On Tuesday, the Board of Commissioners postponed the unveiling of the redistricting plan. Evans said at the start of the board's meeting that his proposal needed additional tweaking and wouldn't be discussed until Dec. 17.
That's strange timing.
The commissioners should have taken up the redistricting in 2011, when other counties did so, with the aid of new U.S. Census Bureau data.
Porter County's commissioners seem to have overlooked this responsibility until students at DePauw University in Greencastle claimed the county wasn't in compliance with requirements to equalize the number of residents within each council district.
The population differences aren't as much as the students thought, because they were relying on faulty data provided to the state by the Porter County voter registration office.
It doesn't reflect well on the county that this responsibility was not fulfilled two years ago.
Waiting until right before an election looks suspicious, even if it's just a coincidence. Removing a council member from his district only intensifies the skepticism about motives.
If Rivas were to stay in that district, with the boundaries shifted, he would have to quickly find a new home within the district boundaries.
This proposed action is legal, because districts can be redrawn in any odd-numbered year, but doing so this late in the process is wrong.
When new districts were drawn for Lake County commissioner districts, the change was delayed until after the election. Perhaps that's an option in this case, too — especially since the districts are more balanced than the students realized.
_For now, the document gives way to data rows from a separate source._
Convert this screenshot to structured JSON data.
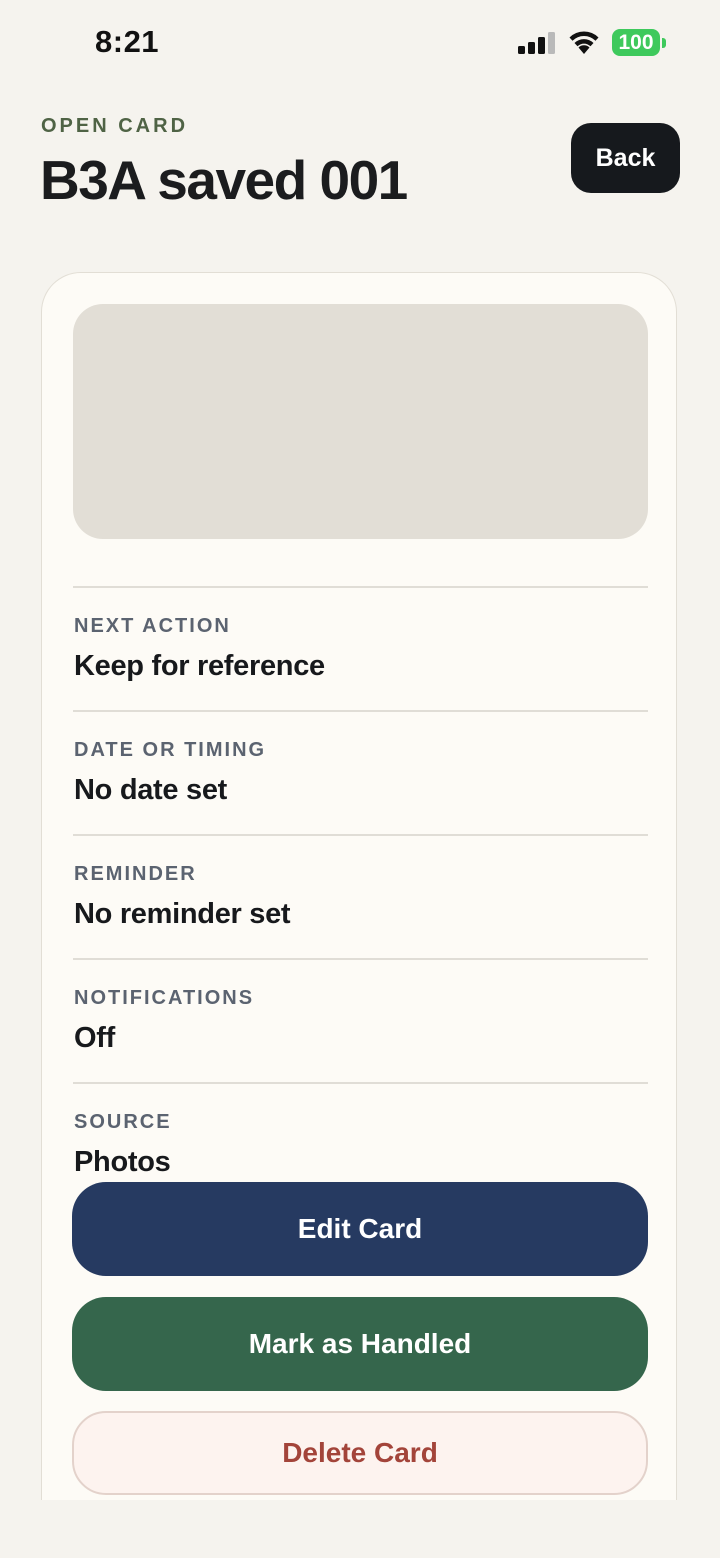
{
  "status_bar": {
    "time": "8:21",
    "battery": "100",
    "signal_icon": "cellular-signal-icon",
    "wifi_icon": "wifi-icon",
    "battery_color": "#3ec95c"
  },
  "header": {
    "eyebrow": "OPEN CARD",
    "title": "B3A saved 001",
    "back_label": "Back"
  },
  "card": {
    "fields": [
      {
        "label": "NEXT ACTION",
        "value": "Keep for reference"
      },
      {
        "label": "DATE OR TIMING",
        "value": "No date set"
      },
      {
        "label": "REMINDER",
        "value": "No reminder set"
      },
      {
        "label": "NOTIFICATIONS",
        "value": "Off"
      },
      {
        "label": "SOURCE",
        "value": "Photos"
      }
    ]
  },
  "actions": {
    "edit_label": "Edit Card",
    "handled_label": "Mark as Handled",
    "delete_label": "Delete Card"
  },
  "colors": {
    "background": "#f5f3ee",
    "eyebrow": "#4f6345",
    "edit_button": "#263a61",
    "handled_button": "#35664c",
    "delete_text": "#a3443a"
  }
}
Evans and his fellow commissioners should approve a plan this year that delays implementation until 2015 so the new districts are seen as reasonable, not politically strategic.